Wherever a line holds the word "JSON", copy that line from the data.

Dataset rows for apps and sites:

[Start of section]

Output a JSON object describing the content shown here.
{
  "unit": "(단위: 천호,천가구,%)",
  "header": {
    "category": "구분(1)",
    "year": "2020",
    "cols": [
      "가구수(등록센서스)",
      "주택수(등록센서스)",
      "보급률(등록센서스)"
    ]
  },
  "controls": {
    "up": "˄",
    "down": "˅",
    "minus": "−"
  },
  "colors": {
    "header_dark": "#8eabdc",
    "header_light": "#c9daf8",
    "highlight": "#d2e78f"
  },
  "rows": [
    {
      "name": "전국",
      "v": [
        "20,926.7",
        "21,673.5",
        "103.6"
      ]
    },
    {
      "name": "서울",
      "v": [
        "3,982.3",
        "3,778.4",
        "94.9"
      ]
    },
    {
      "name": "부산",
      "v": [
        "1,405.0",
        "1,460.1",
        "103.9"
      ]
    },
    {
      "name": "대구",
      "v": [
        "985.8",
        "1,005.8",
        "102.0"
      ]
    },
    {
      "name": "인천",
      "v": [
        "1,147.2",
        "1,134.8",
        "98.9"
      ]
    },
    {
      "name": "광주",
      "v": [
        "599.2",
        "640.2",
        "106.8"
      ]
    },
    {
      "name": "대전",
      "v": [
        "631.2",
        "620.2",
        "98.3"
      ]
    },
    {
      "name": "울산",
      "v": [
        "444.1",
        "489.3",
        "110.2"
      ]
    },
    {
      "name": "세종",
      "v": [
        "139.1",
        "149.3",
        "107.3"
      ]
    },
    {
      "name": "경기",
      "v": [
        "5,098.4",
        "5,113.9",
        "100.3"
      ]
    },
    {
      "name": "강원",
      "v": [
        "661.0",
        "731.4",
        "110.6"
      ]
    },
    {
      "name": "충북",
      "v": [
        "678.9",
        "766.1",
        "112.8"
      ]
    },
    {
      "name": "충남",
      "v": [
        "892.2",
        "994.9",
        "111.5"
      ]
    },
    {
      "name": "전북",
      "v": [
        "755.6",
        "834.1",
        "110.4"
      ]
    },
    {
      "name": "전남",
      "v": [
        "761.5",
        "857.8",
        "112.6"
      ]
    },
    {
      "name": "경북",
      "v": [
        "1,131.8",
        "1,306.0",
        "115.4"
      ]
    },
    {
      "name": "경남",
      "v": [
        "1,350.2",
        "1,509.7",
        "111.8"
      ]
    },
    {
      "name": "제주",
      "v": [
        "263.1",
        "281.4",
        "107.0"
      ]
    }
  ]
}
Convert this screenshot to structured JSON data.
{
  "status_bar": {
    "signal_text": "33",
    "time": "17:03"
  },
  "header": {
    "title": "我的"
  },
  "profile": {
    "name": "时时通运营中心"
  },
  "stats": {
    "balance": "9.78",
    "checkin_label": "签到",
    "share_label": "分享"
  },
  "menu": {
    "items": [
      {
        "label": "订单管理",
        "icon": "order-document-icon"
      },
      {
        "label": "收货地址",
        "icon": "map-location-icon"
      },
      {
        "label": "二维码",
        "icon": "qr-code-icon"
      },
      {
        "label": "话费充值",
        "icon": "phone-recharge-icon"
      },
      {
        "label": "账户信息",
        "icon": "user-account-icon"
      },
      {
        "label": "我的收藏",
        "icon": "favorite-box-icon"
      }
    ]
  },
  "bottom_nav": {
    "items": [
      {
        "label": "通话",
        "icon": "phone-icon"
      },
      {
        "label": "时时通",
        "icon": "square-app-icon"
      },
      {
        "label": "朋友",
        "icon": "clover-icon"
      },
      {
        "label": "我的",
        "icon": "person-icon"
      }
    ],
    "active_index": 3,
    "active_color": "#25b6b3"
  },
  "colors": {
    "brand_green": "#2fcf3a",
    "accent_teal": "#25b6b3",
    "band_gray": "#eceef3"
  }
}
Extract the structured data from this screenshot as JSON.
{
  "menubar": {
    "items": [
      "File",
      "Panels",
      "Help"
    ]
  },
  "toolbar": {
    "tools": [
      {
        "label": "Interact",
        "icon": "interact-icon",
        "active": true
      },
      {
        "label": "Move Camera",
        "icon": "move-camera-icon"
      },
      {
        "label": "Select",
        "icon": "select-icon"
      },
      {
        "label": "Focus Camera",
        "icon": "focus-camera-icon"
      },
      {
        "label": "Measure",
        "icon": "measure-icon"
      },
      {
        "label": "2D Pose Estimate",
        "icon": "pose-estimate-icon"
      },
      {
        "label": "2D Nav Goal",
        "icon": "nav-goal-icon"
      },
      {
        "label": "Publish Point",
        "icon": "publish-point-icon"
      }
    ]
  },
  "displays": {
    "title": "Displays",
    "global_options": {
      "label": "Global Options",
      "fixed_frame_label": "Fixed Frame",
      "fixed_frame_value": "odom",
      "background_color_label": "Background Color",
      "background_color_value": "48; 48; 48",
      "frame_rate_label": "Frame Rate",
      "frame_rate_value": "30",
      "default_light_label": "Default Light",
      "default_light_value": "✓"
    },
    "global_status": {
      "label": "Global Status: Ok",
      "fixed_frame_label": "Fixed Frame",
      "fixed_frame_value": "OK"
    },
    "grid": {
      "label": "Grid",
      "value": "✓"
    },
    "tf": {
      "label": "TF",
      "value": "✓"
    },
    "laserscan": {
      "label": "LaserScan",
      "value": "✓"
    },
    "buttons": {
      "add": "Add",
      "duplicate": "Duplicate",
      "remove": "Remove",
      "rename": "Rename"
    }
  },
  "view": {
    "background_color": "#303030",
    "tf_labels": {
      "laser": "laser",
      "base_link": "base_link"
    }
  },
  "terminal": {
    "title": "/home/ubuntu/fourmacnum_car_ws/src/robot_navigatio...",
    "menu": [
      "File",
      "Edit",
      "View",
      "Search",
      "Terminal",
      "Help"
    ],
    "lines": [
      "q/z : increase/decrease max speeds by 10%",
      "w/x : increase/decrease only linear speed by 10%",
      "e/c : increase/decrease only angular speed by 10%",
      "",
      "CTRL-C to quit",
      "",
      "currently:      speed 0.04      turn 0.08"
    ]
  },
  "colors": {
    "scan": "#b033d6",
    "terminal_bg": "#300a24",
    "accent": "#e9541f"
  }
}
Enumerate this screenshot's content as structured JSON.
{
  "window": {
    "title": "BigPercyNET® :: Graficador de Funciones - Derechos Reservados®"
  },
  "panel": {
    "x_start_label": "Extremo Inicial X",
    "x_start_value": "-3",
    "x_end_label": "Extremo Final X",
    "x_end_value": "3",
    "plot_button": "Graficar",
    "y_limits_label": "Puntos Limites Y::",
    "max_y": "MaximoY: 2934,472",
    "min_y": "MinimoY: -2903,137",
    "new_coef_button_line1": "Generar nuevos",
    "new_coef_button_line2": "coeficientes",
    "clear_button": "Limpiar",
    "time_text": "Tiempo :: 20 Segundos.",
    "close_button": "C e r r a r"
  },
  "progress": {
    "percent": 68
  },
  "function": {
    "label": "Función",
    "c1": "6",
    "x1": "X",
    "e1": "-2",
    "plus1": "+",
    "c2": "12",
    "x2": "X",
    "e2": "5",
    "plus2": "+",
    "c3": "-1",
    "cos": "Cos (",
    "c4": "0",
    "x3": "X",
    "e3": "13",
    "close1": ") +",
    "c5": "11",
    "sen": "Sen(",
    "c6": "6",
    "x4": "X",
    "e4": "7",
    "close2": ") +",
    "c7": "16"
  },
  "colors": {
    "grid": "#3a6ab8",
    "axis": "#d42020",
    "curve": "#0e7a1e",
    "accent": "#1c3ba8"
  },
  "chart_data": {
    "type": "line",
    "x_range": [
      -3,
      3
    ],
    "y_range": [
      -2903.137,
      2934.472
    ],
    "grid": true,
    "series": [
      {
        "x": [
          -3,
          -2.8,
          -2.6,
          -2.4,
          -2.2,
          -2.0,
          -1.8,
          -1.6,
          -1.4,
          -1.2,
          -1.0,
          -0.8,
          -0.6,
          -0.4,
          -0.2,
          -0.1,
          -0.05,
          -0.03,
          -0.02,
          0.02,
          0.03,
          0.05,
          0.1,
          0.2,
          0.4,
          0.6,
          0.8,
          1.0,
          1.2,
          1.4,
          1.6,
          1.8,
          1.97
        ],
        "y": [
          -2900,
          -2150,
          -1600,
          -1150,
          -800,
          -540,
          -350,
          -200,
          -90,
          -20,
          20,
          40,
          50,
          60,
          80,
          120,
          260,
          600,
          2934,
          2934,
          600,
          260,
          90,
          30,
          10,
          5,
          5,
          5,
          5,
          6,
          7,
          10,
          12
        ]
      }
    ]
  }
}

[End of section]

> FINISHED TASK
Output a JSON object describing the content shown here.
Convert this screenshot to structured JSON data.
Extract the structured data from this screenshot as JSON.
Enumerate this screenshot's content as structured JSON.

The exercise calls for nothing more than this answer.